**TASK TO CARRY OUT**
Scan the entries below for the string "value" and copy every line where it turns up.

(Website and app data records)
------------------------------------

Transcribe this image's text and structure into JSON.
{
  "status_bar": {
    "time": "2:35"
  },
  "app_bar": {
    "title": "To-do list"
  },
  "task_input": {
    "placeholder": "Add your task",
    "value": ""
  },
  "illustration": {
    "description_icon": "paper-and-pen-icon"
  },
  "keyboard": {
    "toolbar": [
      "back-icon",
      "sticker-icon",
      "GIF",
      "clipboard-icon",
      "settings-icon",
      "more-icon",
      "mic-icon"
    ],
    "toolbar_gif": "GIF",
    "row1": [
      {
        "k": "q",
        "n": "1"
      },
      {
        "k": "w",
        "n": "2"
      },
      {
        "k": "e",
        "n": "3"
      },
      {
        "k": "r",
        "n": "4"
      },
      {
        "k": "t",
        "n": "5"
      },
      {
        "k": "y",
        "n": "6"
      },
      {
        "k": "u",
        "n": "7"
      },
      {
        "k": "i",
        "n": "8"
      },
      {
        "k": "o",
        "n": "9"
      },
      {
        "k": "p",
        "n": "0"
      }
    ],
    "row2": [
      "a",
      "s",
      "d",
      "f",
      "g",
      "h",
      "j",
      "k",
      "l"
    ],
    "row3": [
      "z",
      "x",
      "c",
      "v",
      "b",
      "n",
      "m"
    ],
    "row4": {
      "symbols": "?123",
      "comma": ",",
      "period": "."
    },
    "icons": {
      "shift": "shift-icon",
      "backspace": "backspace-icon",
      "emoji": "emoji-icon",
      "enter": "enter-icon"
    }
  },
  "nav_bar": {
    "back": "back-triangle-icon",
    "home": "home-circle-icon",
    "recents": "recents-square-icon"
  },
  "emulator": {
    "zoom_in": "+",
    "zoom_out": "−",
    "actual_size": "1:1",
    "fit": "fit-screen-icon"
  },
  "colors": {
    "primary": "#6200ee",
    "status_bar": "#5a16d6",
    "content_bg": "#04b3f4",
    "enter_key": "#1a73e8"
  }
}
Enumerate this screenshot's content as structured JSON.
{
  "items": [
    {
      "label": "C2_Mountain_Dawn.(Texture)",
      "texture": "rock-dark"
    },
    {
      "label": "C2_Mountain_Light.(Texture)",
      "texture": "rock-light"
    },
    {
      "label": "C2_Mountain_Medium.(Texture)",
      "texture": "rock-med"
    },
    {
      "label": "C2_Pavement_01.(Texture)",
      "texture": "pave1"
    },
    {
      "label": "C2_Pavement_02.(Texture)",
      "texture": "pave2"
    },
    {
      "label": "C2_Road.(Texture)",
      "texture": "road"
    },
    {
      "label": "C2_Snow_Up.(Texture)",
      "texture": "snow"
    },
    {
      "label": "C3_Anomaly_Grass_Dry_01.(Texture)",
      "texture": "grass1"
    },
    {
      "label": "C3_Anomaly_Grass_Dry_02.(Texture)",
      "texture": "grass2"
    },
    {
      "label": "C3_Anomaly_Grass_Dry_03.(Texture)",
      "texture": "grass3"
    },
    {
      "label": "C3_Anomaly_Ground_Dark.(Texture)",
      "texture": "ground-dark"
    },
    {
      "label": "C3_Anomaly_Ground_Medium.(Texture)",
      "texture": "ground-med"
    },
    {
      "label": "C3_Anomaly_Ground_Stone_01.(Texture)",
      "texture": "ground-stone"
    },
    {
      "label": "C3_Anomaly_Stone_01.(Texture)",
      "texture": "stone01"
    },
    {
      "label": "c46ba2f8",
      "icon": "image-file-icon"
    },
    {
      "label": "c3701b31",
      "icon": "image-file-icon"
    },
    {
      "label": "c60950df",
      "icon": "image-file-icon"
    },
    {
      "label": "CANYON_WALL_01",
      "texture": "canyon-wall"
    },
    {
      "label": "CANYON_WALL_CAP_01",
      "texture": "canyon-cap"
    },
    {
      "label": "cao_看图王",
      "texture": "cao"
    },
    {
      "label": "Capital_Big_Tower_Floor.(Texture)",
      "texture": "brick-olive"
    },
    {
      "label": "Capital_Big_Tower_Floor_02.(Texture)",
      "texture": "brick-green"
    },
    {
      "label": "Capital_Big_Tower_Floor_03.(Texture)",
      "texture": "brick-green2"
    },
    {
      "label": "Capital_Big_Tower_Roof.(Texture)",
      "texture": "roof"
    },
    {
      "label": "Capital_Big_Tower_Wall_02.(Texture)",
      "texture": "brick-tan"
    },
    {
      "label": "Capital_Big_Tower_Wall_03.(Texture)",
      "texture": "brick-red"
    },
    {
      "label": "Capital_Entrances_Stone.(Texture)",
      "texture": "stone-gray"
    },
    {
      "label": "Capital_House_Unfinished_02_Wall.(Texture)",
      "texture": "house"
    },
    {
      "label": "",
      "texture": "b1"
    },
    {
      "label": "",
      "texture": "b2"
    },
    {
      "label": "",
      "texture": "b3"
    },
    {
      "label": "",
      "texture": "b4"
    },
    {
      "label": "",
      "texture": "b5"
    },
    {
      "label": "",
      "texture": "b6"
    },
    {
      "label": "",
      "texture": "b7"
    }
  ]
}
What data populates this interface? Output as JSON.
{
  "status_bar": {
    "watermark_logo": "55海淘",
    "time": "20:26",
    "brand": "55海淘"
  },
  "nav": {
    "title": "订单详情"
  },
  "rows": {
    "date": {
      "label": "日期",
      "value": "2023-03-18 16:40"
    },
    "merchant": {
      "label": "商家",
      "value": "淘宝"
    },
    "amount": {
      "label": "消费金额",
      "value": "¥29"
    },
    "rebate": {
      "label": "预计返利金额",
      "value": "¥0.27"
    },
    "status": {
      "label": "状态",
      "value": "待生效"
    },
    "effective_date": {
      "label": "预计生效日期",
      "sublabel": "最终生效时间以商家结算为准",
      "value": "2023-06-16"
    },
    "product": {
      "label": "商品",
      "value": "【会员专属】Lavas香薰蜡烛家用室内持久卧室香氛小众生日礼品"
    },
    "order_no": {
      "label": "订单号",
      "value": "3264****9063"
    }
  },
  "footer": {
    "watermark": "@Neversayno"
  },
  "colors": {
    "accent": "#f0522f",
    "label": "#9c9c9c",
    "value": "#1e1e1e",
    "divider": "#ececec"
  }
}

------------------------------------

**RESPONSE TO THE EXERCISE**
    "value": ""
      "value": "2023-03-18 16:40"
      "value": "淘宝"
      "value": "¥29"
      "value": "¥0.27"
      "value": "待生效"
      "value": "2023-06-16"
      "value": "【会员专属】Lavas香薰蜡烛家用室内持久卧室香氛小众生日礼品"
      "value": "3264****9063"
    "value": "#1e1e1e",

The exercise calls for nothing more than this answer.